August 20, 2008|By DAVE McMILLION

CHARLES TOWN, W.Va. -- Tensions continued Tuesday over attempts to give Jefferson County government employees raises when the Jefferson County Commission agreed to delay acting on an Aug. 7 decision to give raises to 26 employees.

The commissioners, with the exception of Commissioner Dale Manuel, decided to delay the action, saying they were unaware of the extent of some salary increases in the plan.

Commissioner Rusty Morgan said during a meeting Tuesday that it initially appeared the raises would cost $146,000.

Now, commissioners say the raises will cost considerably more and Morgan said he wants to make sure the plan is completed correctly.

The commission agreed to put a hold on the raises at least until the regular commission meeting Thursday.

There were pointed exchanges between officials as they argued over how information was distributed about the raises and their costs.

Teresa Hendricks, head of the county's tax department, told the commissioners it is her job to edit payroll checks. Hendricks said she believed there were going to be salary increases in checks and when she noticed there were no increases, she asked a finance official about the situation.


The finance official said the raises had been implemented but they were pulled back when a "certain commissioner" came into the Jefferson County Clerk's office.

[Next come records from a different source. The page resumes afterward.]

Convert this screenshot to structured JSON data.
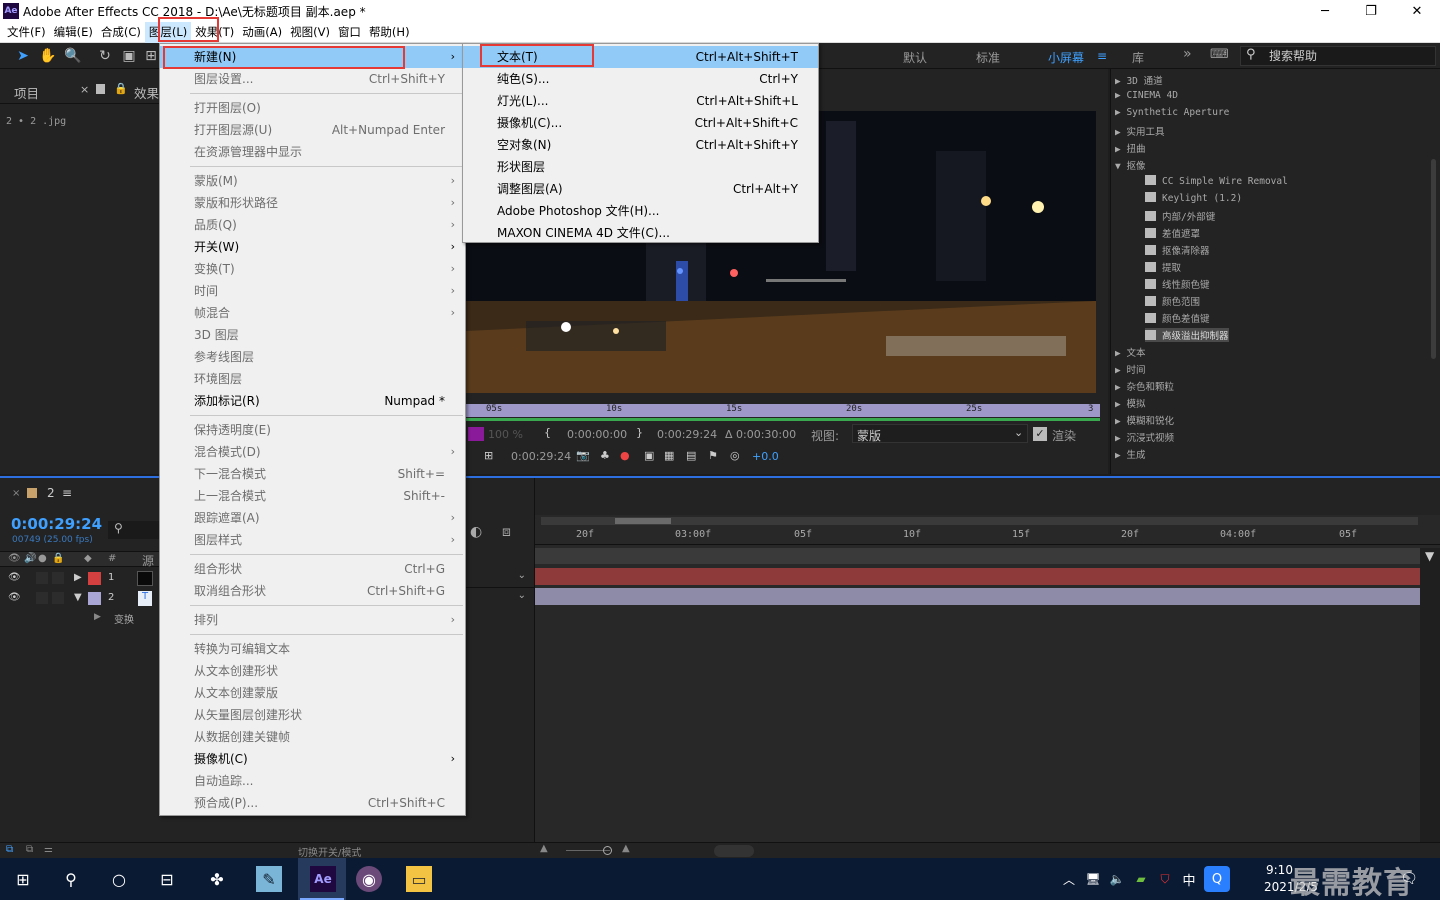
{
  "window": {
    "title": "Adobe After Effects CC 2018 - D:\\Ae\\无标题项目 副本.aep *",
    "logo": "Ae",
    "minimize": "─",
    "maximize": "❐",
    "close": "✕"
  },
  "menubar": [
    {
      "label": "文件(F)"
    },
    {
      "label": "编辑(E)"
    },
    {
      "label": "合成(C)"
    },
    {
      "label": "图层(L)"
    },
    {
      "label": "效果(T)"
    },
    {
      "label": "动画(A)"
    },
    {
      "label": "视图(V)"
    },
    {
      "label": "窗口"
    },
    {
      "label": "帮助(H)"
    }
  ],
  "toolbar": {
    "workspaces": [
      "默认",
      "标准",
      "小屏幕",
      "库"
    ],
    "active_workspace": "小屏幕",
    "help_placeholder": "搜索帮助"
  },
  "project": {
    "tab_project": "项目",
    "tab_effects": "效果",
    "item": "2 • 2 .jpg"
  },
  "viewer": {
    "ruler": [
      "05s",
      "10s",
      "15s",
      "20s",
      "25s",
      "3"
    ],
    "zoom": "100 %",
    "start_time": "0:00:00:00",
    "end_time": "0:00:29:24",
    "duration": "Δ 0:00:30:00",
    "view_label": "视图:",
    "view_value": "蒙版",
    "render_label": "渲染",
    "current_time": "0:00:29:24",
    "exposure": "+0.0"
  },
  "effects_list": [
    {
      "label": "▶ 3D 通道",
      "icon": false
    },
    {
      "label": "▶ CINEMA 4D",
      "icon": false
    },
    {
      "label": "▶ Synthetic Aperture",
      "icon": false
    },
    {
      "label": "▶ 实用工具",
      "icon": false
    },
    {
      "label": "▶ 扭曲",
      "icon": false
    },
    {
      "label": "▼ 抠像",
      "icon": false
    },
    {
      "label": "CC Simple Wire Removal",
      "icon": true
    },
    {
      "label": "Keylight (1.2)",
      "icon": true
    },
    {
      "label": "内部/外部键",
      "icon": true
    },
    {
      "label": "差值遮罩",
      "icon": true
    },
    {
      "label": "抠像清除器",
      "icon": true
    },
    {
      "label": "提取",
      "icon": true
    },
    {
      "label": "线性颜色键",
      "icon": true
    },
    {
      "label": "颜色范围",
      "icon": true
    },
    {
      "label": "颜色差值键",
      "icon": true
    },
    {
      "label": "高级溢出抑制器",
      "icon": true,
      "selected": true
    },
    {
      "label": "▶ 文本",
      "icon": false
    },
    {
      "label": "▶ 时间",
      "icon": false
    },
    {
      "label": "▶ 杂色和颗粒",
      "icon": false
    },
    {
      "label": "▶ 模拟",
      "icon": false
    },
    {
      "label": "▶ 模糊和锐化",
      "icon": false
    },
    {
      "label": "▶ 沉浸式视频",
      "icon": false
    },
    {
      "label": "▶ 生成",
      "icon": false
    }
  ],
  "timeline": {
    "comp_name": "2",
    "timecode": "0:00:29:24",
    "frames": "00749 (25.00 fps)",
    "ruler": [
      "20f",
      "03:00f",
      "05f",
      "10f",
      "15f",
      "20f",
      "04:00f",
      "05f"
    ],
    "col_num": "#",
    "col_source": "源",
    "layers": [
      {
        "num": "1",
        "color": "#d43f3f"
      },
      {
        "num": "2",
        "color": "#a9a6d6"
      }
    ],
    "transform": "变换",
    "switch_mode": "切换开关/模式"
  },
  "layer_menu": [
    {
      "label": "新建(N)",
      "shortcut": "",
      "submenu": true,
      "disabled": false,
      "highlight": true
    },
    {
      "label": "图层设置...",
      "shortcut": "Ctrl+Shift+Y",
      "submenu": false,
      "disabled": true
    },
    {
      "sep": true
    },
    {
      "label": "打开图层(O)",
      "shortcut": "",
      "disabled": true
    },
    {
      "label": "打开图层源(U)",
      "shortcut": "Alt+Numpad Enter",
      "disabled": true
    },
    {
      "label": "在资源管理器中显示",
      "shortcut": "",
      "disabled": true
    },
    {
      "sep": true
    },
    {
      "label": "蒙版(M)",
      "shortcut": "",
      "submenu": true,
      "disabled": true
    },
    {
      "label": "蒙版和形状路径",
      "shortcut": "",
      "submenu": true,
      "disabled": true
    },
    {
      "label": "品质(Q)",
      "shortcut": "",
      "submenu": true,
      "disabled": true
    },
    {
      "label": "开关(W)",
      "shortcut": "",
      "submenu": true,
      "disabled": false
    },
    {
      "label": "变换(T)",
      "shortcut": "",
      "submenu": true,
      "disabled": true
    },
    {
      "label": "时间",
      "shortcut": "",
      "submenu": true,
      "disabled": true
    },
    {
      "label": "帧混合",
      "shortcut": "",
      "submenu": true,
      "disabled": true
    },
    {
      "label": "3D 图层",
      "shortcut": "",
      "disabled": true
    },
    {
      "label": "参考线图层",
      "shortcut": "",
      "disabled": true
    },
    {
      "label": "环境图层",
      "shortcut": "",
      "disabled": true
    },
    {
      "label": "添加标记(R)",
      "shortcut": "Numpad *",
      "disabled": false
    },
    {
      "sep": true
    },
    {
      "label": "保持透明度(E)",
      "shortcut": "",
      "disabled": true
    },
    {
      "label": "混合模式(D)",
      "shortcut": "",
      "submenu": true,
      "disabled": true
    },
    {
      "label": "下一混合模式",
      "shortcut": "Shift+=",
      "disabled": true
    },
    {
      "label": "上一混合模式",
      "shortcut": "Shift+-",
      "disabled": true
    },
    {
      "label": "跟踪遮罩(A)",
      "shortcut": "",
      "submenu": true,
      "disabled": true
    },
    {
      "label": "图层样式",
      "shortcut": "",
      "submenu": true,
      "disabled": true
    },
    {
      "sep": true
    },
    {
      "label": "组合形状",
      "shortcut": "Ctrl+G",
      "disabled": true
    },
    {
      "label": "取消组合形状",
      "shortcut": "Ctrl+Shift+G",
      "disabled": true
    },
    {
      "sep": true
    },
    {
      "label": "排列",
      "shortcut": "",
      "submenu": true,
      "disabled": true
    },
    {
      "sep": true
    },
    {
      "label": "转换为可编辑文本",
      "shortcut": "",
      "disabled": true
    },
    {
      "label": "从文本创建形状",
      "shortcut": "",
      "disabled": true
    },
    {
      "label": "从文本创建蒙版",
      "shortcut": "",
      "disabled": true
    },
    {
      "label": "从矢量图层创建形状",
      "shortcut": "",
      "disabled": true
    },
    {
      "label": "从数据创建关键帧",
      "shortcut": "",
      "disabled": true
    },
    {
      "label": "摄像机(C)",
      "shortcut": "",
      "submenu": true,
      "disabled": false
    },
    {
      "label": "自动追踪...",
      "shortcut": "",
      "disabled": true
    },
    {
      "label": "预合成(P)...",
      "shortcut": "Ctrl+Shift+C",
      "disabled": true
    }
  ],
  "new_menu": [
    {
      "label": "文本(T)",
      "shortcut": "Ctrl+Alt+Shift+T",
      "highlight": true
    },
    {
      "label": "纯色(S)...",
      "shortcut": "Ctrl+Y"
    },
    {
      "label": "灯光(L)...",
      "shortcut": "Ctrl+Alt+Shift+L"
    },
    {
      "label": "摄像机(C)...",
      "shortcut": "Ctrl+Alt+Shift+C"
    },
    {
      "label": "空对象(N)",
      "shortcut": "Ctrl+Alt+Shift+Y"
    },
    {
      "label": "形状图层",
      "shortcut": ""
    },
    {
      "label": "调整图层(A)",
      "shortcut": "Ctrl+Alt+Y"
    },
    {
      "label": "Adobe Photoshop 文件(H)...",
      "shortcut": ""
    },
    {
      "label": "MAXON CINEMA 4D 文件(C)...",
      "shortcut": ""
    }
  ],
  "taskbar": {
    "time": "9:10",
    "date": "2021/2/5",
    "ime": "中",
    "app_ae": "Ae",
    "watermark": "最需教育"
  },
  "colors": {
    "accent": "#2d6fe0",
    "highlight": "#91c9f7",
    "redbox": "#e53935"
  }
}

Groans went up from a crowd of county employees in attendance at Tuesday's meeting after Hendricks' comments.

"That's silly," said Commissioner Jim Surkamp.

Surkamp did not say it was he who went into the county clerk's office, but he complained about not getting information about the raises.

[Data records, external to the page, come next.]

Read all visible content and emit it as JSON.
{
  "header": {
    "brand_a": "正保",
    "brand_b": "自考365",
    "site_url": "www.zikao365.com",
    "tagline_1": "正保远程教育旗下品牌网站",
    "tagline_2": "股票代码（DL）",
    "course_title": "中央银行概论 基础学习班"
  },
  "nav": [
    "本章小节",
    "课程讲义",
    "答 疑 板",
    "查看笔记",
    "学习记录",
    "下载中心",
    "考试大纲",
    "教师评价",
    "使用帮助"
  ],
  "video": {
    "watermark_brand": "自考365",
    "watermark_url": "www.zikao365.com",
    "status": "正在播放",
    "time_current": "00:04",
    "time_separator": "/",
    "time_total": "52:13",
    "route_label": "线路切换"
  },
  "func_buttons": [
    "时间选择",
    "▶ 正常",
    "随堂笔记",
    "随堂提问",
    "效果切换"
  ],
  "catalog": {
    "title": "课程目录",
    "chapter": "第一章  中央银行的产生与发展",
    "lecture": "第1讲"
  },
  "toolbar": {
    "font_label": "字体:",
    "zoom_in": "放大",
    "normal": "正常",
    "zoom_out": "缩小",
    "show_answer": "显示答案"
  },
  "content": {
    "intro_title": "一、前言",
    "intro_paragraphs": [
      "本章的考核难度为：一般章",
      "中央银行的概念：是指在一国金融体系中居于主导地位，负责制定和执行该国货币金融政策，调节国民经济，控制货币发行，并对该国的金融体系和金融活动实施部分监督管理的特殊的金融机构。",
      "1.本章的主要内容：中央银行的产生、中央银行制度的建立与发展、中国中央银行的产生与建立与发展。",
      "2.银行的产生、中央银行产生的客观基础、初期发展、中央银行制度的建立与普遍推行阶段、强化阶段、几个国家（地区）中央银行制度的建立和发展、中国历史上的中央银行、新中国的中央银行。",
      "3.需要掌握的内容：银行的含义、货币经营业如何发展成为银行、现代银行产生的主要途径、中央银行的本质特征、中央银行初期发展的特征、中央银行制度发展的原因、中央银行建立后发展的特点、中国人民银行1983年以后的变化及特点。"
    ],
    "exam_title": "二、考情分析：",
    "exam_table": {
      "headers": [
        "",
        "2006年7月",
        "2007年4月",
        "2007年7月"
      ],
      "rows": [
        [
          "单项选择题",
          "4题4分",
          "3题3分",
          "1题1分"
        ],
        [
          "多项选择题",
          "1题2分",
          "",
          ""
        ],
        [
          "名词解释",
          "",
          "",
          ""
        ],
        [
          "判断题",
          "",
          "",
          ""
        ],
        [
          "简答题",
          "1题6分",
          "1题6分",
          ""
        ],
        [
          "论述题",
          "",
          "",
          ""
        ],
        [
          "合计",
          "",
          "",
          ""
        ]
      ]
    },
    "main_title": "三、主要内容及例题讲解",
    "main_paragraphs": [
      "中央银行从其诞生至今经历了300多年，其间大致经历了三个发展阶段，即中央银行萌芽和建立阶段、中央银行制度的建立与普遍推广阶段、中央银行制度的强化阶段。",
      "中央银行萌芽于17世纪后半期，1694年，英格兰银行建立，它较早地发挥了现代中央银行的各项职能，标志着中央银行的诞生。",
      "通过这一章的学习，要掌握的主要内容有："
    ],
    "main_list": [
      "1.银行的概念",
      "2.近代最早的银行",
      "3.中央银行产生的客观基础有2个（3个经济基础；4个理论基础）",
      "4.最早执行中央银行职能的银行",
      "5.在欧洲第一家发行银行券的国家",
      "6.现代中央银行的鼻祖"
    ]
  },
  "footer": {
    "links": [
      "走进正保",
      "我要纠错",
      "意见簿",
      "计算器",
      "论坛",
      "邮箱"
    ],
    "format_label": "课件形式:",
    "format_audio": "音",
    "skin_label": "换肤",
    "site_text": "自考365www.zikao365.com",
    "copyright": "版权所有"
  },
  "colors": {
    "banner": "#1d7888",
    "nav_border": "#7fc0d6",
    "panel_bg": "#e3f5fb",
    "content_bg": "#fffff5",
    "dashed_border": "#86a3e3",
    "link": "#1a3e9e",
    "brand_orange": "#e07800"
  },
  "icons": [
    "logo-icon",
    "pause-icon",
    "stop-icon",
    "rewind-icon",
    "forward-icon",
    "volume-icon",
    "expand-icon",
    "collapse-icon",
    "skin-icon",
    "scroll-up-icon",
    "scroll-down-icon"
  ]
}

In a later exchange with County Administrator Leslie Smith, Surkamp said "not a single commissioner" realized Smith was getting a $13,000 raise.

"You'll have to speak for yourself, Mr. Surkamp," Commission President Frances Morgan said.

Raises for employees have been debated for weeks as officials have expressed concerns about some salaries being as low as $21,500.

The Herald-Mail Articles